▸ **Task**:
Please repeat each of the records that follow, exactly as written.

▸ **Dataset entries**:

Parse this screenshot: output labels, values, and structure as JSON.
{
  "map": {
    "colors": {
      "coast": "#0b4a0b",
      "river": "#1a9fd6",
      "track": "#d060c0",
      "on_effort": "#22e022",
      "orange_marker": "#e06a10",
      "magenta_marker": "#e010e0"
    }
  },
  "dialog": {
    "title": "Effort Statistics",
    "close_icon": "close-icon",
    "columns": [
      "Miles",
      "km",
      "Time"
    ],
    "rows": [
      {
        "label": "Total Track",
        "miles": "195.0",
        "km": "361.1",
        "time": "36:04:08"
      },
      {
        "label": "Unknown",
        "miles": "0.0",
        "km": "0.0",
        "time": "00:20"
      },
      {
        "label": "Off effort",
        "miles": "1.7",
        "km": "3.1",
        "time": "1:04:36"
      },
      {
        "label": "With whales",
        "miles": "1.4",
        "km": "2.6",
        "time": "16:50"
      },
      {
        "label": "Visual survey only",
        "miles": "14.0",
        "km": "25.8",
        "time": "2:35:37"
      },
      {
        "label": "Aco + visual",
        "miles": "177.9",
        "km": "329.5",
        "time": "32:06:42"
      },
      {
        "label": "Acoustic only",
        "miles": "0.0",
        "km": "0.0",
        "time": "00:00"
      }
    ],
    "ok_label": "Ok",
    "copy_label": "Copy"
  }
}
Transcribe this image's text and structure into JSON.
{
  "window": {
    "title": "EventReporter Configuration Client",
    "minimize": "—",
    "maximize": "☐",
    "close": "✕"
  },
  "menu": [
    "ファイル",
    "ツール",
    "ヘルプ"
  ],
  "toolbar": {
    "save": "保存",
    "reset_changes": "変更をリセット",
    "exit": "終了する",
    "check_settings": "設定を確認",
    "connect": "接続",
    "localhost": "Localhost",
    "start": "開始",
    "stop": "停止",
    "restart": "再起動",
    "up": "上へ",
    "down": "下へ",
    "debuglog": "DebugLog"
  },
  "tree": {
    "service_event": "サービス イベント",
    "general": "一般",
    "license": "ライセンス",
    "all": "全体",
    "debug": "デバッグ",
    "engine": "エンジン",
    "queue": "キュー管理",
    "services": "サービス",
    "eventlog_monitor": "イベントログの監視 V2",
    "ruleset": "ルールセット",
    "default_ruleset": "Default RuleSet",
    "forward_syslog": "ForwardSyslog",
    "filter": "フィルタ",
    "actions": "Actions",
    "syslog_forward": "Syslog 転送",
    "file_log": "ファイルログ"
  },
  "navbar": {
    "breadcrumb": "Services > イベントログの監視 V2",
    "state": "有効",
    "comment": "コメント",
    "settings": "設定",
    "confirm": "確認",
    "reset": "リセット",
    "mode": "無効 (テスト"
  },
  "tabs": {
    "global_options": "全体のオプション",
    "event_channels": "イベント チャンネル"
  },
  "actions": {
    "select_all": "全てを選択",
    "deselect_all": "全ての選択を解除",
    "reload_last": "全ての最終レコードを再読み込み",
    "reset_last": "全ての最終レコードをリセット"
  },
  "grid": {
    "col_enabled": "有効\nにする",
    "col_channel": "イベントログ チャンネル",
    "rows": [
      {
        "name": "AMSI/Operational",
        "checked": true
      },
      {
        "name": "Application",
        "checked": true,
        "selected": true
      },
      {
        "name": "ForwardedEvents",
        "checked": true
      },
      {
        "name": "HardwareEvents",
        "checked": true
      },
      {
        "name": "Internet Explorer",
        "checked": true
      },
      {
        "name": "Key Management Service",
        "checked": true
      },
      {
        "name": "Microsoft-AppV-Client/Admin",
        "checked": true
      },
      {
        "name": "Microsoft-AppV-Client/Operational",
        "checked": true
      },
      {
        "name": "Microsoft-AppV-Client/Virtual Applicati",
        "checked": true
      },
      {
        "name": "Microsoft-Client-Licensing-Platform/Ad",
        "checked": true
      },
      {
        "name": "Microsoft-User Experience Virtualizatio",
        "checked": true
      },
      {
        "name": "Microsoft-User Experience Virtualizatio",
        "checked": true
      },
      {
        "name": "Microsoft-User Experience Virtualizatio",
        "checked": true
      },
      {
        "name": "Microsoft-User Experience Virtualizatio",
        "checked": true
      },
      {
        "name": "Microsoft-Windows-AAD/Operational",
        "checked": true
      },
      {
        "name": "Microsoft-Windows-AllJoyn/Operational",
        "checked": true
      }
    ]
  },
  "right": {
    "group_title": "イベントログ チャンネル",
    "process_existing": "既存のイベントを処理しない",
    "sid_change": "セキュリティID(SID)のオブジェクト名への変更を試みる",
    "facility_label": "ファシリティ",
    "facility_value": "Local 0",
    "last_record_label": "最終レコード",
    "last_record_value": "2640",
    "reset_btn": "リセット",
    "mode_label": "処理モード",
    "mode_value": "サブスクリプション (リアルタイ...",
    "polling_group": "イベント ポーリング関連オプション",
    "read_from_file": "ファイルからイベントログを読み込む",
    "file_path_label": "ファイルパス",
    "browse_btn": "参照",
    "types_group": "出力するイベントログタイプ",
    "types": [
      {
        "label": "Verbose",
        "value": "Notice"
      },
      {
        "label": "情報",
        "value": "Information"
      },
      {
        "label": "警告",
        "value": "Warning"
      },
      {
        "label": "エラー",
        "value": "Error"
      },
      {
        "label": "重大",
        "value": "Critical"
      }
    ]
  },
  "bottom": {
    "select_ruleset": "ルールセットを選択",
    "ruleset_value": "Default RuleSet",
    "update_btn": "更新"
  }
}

▸ **Exercise answer**:
Parse this screenshot: output labels, values, and structure as JSON.
{
  "map": {
    "colors": {
      "coast": "#0b4a0b",
      "river": "#1a9fd6",
      "track": "#d060c0",
      "on_effort": "#22e022",
      "orange_marker": "#e06a10",
      "magenta_marker": "#e010e0"
    }
  },
  "dialog": {
    "title": "Effort Statistics",
    "close_icon": "close-icon",
    "columns": [
      "Miles",
      "km",
      "Time"
    ],
    "rows": [
      {
        "label": "Total Track",
        "miles": "195.0",
        "km": "361.1",
        "time": "36:04:08"
      },
      {
        "label": "Unknown",
        "miles": "0.0",
        "km": "0.0",
        "time": "00:20"
      },
      {
        "label": "Off effort",
        "miles": "1.7",
        "km": "3.1",
        "time": "1:04:36"
      },
      {
        "label": "With whales",
        "miles": "1.4",
        "km": "2.6",
        "time": "16:50"
      },
      {
        "label": "Visual survey only",
        "miles": "14.0",
        "km": "25.8",
        "time": "2:35:37"
      },
      {
        "label": "Aco + visual",
        "miles": "177.9",
        "km": "329.5",
        "time": "32:06:42"
      },
      {
        "label": "Acoustic only",
        "miles": "0.0",
        "km": "0.0",
        "time": "00:00"
      }
    ],
    "ok_label": "Ok",
    "copy_label": "Copy"
  }
}
Transcribe this image's text and structure into JSON.
{
  "window": {
    "title": "EventReporter Configuration Client",
    "minimize": "—",
    "maximize": "☐",
    "close": "✕"
  },
  "menu": [
    "ファイル",
    "ツール",
    "ヘルプ"
  ],
  "toolbar": {
    "save": "保存",
    "reset_changes": "変更をリセット",
    "exit": "終了する",
    "check_settings": "設定を確認",
    "connect": "接続",
    "localhost": "Localhost",
    "start": "開始",
    "stop": "停止",
    "restart": "再起動",
    "up": "上へ",
    "down": "下へ",
    "debuglog": "DebugLog"
  },
  "tree": {
    "service_event": "サービス イベント",
    "general": "一般",
    "license": "ライセンス",
    "all": "全体",
    "debug": "デバッグ",
    "engine": "エンジン",
    "queue": "キュー管理",
    "services": "サービス",
    "eventlog_monitor": "イベントログの監視 V2",
    "ruleset": "ルールセット",
    "default_ruleset": "Default RuleSet",
    "forward_syslog": "ForwardSyslog",
    "filter": "フィルタ",
    "actions": "Actions",
    "syslog_forward": "Syslog 転送",
    "file_log": "ファイルログ"
  },
  "navbar": {
    "breadcrumb": "Services > イベントログの監視 V2",
    "state": "有効",
    "comment": "コメント",
    "settings": "設定",
    "confirm": "確認",
    "reset": "リセット",
    "mode": "無効 (テスト"
  },
  "tabs": {
    "global_options": "全体のオプション",
    "event_channels": "イベント チャンネル"
  },
  "actions": {
    "select_all": "全てを選択",
    "deselect_all": "全ての選択を解除",
    "reload_last": "全ての最終レコードを再読み込み",
    "reset_last": "全ての最終レコードをリセット"
  },
  "grid": {
    "col_enabled": "有効\nにする",
    "col_channel": "イベントログ チャンネル",
    "rows": [
      {
        "name": "AMSI/Operational",
        "checked": true
      },
      {
        "name": "Application",
        "checked": true,
        "selected": true
      },
      {
        "name": "ForwardedEvents",
        "checked": true
      },
      {
        "name": "HardwareEvents",
        "checked": true
      },
      {
        "name": "Internet Explorer",
        "checked": true
      },
      {
        "name": "Key Management Service",
        "checked": true
      },
      {
        "name": "Microsoft-AppV-Client/Admin",
        "checked": true
      },
      {
        "name": "Microsoft-AppV-Client/Operational",
        "checked": true
      },
      {
        "name": "Microsoft-AppV-Client/Virtual Applicati",
        "checked": true
      },
      {
        "name": "Microsoft-Client-Licensing-Platform/Ad",
        "checked": true
      },
      {
        "name": "Microsoft-User Experience Virtualizatio",
        "checked": true
      },
      {
        "name": "Microsoft-User Experience Virtualizatio",
        "checked": true
      },
      {
        "name": "Microsoft-User Experience Virtualizatio",
        "checked": true
      },
      {
        "name": "Microsoft-User Experience Virtualizatio",
        "checked": true
      },
      {
        "name": "Microsoft-Windows-AAD/Operational",
        "checked": true
      },
      {
        "name": "Microsoft-Windows-AllJoyn/Operational",
        "checked": true
      }
    ]
  },
  "right": {
    "group_title": "イベントログ チャンネル",
    "process_existing": "既存のイベントを処理しない",
    "sid_change": "セキュリティID(SID)のオブジェクト名への変更を試みる",
    "facility_label": "ファシリティ",
    "facility_value": "Local 0",
    "last_record_label": "最終レコード",
    "last_record_value": "2640",
    "reset_btn": "リセット",
    "mode_label": "処理モード",
    "mode_value": "サブスクリプション (リアルタイ...",
    "polling_group": "イベント ポーリング関連オプション",
    "read_from_file": "ファイルからイベントログを読み込む",
    "file_path_label": "ファイルパス",
    "browse_btn": "参照",
    "types_group": "出力するイベントログタイプ",
    "types": [
      {
        "label": "Verbose",
        "value": "Notice"
      },
      {
        "label": "情報",
        "value": "Information"
      },
      {
        "label": "警告",
        "value": "Warning"
      },
      {
        "label": "エラー",
        "value": "Error"
      },
      {
        "label": "重大",
        "value": "Critical"
      }
    ]
  },
  "bottom": {
    "select_ruleset": "ルールセットを選択",
    "ruleset_value": "Default RuleSet",
    "update_btn": "更新"
  }
}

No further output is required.